Thunder Without Rain: A Memoir with Dangerous Game, God's Cattle, The African Buffalo (Hardcover)
NOT on our Shelf. Order now!
“When you hear thunder without rain–it is the buffalo approaching.” This line from a Yoruba hunting poem conveys the magnificent power of the African buffalo, also called “God’s cattle.” Hunter and writer Thomas McIntyre has pursued this special animal for the last forty years, and he now shares his expertise in Thunder Without Rain.
McIntyre's topics are wide-ranging, from the various species of the African buffalo and their territories to the cultural importance of buffalo and its place among wild bovids. Other material he covers includes:
- African, European, and American methods for hunting buffalo
- Historical explorers as buffalo hunters
- Great buffalo hunters, including Theodore Roosevelt, Robert Ruark, Craig Boddington, and Robert Jones
- Ernest Hemingway’s writing on buffalo
- Correct cartridges for hunting African buffalo
- And finally, what makes buffalo so dangerous—and so sought after?
After exploring all topics related to the African buffalo, including hunts of his own, McIntyre ends with the fate of modern buffalo hunting, now often guided and for a high price, and the sustainability of this practice. In Thunder Without Rain, McIntyre confronts his obsession with African buffalo and brings the reader along for a fascinating journey.
About the Author
Tom McIntyre has written hundreds of articles appearing in Sports Afield, Field & Stream, Gray’s Sporting Journal, Petersen’s Hunting, American Hunter, Men’s Journal, Outdoor Life, Bugle, Sporting Classics, Fly Rod & Reel as well as in a score of anthologies. Tom is on the mastheads as a contributing editor of both Sports Afield and Field & Stream magazines. He resides in Sheridan, Wyoming.

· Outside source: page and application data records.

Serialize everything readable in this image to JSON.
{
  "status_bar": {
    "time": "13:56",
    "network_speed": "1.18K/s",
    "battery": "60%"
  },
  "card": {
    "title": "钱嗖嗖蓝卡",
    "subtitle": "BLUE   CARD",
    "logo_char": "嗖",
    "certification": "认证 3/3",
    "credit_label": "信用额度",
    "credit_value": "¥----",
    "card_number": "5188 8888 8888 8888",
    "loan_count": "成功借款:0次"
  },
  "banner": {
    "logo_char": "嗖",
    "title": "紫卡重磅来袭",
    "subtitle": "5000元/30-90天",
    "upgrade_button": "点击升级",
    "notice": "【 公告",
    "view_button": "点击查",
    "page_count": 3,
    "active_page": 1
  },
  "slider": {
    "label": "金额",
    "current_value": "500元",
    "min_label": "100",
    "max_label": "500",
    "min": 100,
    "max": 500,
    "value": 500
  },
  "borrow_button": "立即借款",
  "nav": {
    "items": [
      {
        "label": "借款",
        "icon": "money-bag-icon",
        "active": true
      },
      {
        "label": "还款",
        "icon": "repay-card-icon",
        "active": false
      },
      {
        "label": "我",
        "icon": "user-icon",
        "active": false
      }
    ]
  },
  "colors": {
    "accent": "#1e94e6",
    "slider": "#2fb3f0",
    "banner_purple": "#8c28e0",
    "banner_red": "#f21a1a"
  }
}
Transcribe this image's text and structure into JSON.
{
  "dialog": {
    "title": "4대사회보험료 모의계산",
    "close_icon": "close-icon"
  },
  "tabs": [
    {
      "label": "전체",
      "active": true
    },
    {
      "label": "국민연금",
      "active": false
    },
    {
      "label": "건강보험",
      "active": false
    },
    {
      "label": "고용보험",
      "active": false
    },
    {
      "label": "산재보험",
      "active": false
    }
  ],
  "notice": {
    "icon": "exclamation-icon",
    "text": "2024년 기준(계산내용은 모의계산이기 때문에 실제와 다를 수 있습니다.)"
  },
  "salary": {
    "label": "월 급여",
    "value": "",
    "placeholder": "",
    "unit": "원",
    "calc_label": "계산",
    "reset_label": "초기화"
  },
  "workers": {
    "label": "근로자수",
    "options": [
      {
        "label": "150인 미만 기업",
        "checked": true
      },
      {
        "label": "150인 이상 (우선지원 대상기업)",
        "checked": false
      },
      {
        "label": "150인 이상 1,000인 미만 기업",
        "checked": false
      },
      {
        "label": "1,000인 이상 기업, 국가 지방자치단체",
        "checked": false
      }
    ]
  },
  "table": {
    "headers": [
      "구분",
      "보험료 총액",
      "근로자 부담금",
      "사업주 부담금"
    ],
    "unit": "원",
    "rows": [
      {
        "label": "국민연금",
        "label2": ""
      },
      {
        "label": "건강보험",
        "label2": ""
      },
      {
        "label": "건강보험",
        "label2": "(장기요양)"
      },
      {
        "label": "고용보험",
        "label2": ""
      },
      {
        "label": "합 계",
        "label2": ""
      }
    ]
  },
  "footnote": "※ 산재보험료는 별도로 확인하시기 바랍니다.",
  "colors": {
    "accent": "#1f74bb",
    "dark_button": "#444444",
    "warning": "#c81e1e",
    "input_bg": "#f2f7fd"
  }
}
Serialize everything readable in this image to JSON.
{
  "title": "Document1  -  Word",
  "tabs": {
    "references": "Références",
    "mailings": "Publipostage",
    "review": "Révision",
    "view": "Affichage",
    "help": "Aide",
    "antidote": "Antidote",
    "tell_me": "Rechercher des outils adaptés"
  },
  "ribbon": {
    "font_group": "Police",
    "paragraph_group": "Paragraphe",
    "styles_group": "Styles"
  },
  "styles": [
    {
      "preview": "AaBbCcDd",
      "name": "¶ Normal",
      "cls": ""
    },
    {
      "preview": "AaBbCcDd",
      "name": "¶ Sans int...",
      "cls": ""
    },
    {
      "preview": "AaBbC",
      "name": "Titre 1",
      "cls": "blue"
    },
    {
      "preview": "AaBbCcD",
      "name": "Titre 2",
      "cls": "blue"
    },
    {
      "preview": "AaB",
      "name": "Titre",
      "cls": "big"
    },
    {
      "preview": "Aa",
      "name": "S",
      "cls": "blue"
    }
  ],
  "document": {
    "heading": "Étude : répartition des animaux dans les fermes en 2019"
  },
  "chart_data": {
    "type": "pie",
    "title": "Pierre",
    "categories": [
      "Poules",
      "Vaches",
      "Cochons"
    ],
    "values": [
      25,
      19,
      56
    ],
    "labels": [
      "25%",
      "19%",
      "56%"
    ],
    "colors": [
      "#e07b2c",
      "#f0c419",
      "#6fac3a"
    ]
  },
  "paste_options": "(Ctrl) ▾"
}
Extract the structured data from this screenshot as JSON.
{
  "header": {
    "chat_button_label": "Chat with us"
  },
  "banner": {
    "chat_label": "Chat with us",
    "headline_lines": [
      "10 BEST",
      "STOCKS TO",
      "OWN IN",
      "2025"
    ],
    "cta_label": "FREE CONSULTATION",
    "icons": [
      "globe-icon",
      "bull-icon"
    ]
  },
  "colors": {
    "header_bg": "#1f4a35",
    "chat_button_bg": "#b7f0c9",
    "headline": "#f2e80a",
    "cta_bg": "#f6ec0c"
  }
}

David Mamet is the winner of the Pulitzer Prize for Drama for his play, Glengarry Glen Ross.
Joel Ostlind is an internationally recognized artist who works in several media. A native of Wyoming, he appreciates the wonder of Africa.
Tom McIntyre writes like a man from my beloved American century.
–David Mamet, from the Foreword
It’s difficult to pigeon-hole Thunder Without Rain. That’s what makes it unique, on a par with Ortega y Gasset's Meditations of Hunting. To be sure, it is a book about hunting, but it is also full of biological, ethnographic and historical references, all rendered in lively, evocative prose. Perhaps the best way to characterize it is to say that it’s a vivid portrait of Syncerus caffer, the African Cape Buffalo, one of the most dangerous beasts on earth when aroused to anger, and as iconic to the savannas of Africa as the bison is to the great plains of North America.
-Philip Caputo, author of A Rumor of War, Ghosts of Tsavo: Stalking the Mystery Lions of East Africa, and Hunter’s Moon.
At once erudite and visceral, Thomas McIntyre’s Thunder Without Rain conjures Africa in a vivid, vital hunt for the Cape Buffalo—not just the magnificent creature itself, but what he represents to all of us who value that which is wild in the world.
— Jim Cornelius, author of Warriors of the Wildlands: True Tales of the Frontier Partisans and keeper of www.frontierpartisans.com
In our unserious time people do not take hunting seriously as a subject. This is a shame. Tom McIntyre's Thunder Without Rain, his eccentric history of human civilization seen through the lens of his relations to the African buffalo, should be read should be read by anyone who cares about animals, conservation, and history. _ Stephen Bodio, author of A Rage for Falcons and The Hounds of Heaven.
Dr. Martin Dysart, from Peter Shaffer’s Equus: “A child is born into a world of phenomena all equal in their power to enslave. It sniffs—it sucks—it strokes its eyes over the whole uncomfortable range. Suddenly, one strikes. Why? Moments snap together like magnets, forging a chain of shackles. Why?” In Thunder Without Rain, Tom McIntyre uses literature, anthropology, zoology, and personal adventure to explain how and why a boy from suburban southern California should grow up obsessed with one of the most dangerous animals on earth. McIntyre’s chain of shackles has led him, again and again, back to an Africa he loves at least as much as his own home, and to a lifetime of encounters ranging from terrifying to humorous and back to terrifying, but never conducive to low blood pressure. — Jameson Parker, author of An Accidental Cowboy and Dancing with the Dead. He has written for multiple outdoor magazines, hosted hunting shows, and was once an actor.
An eccentric masterpiece of the relationship between man and all things wild and dangerous. As exciting as the African journals of the great explorers but with the sharpened language of a modern master. A shot to the heart and mind at the same time. Soulful. God will love this book. — Terry McDonell, author The Accidental Life and Irma: The Education of a Mother’s Son.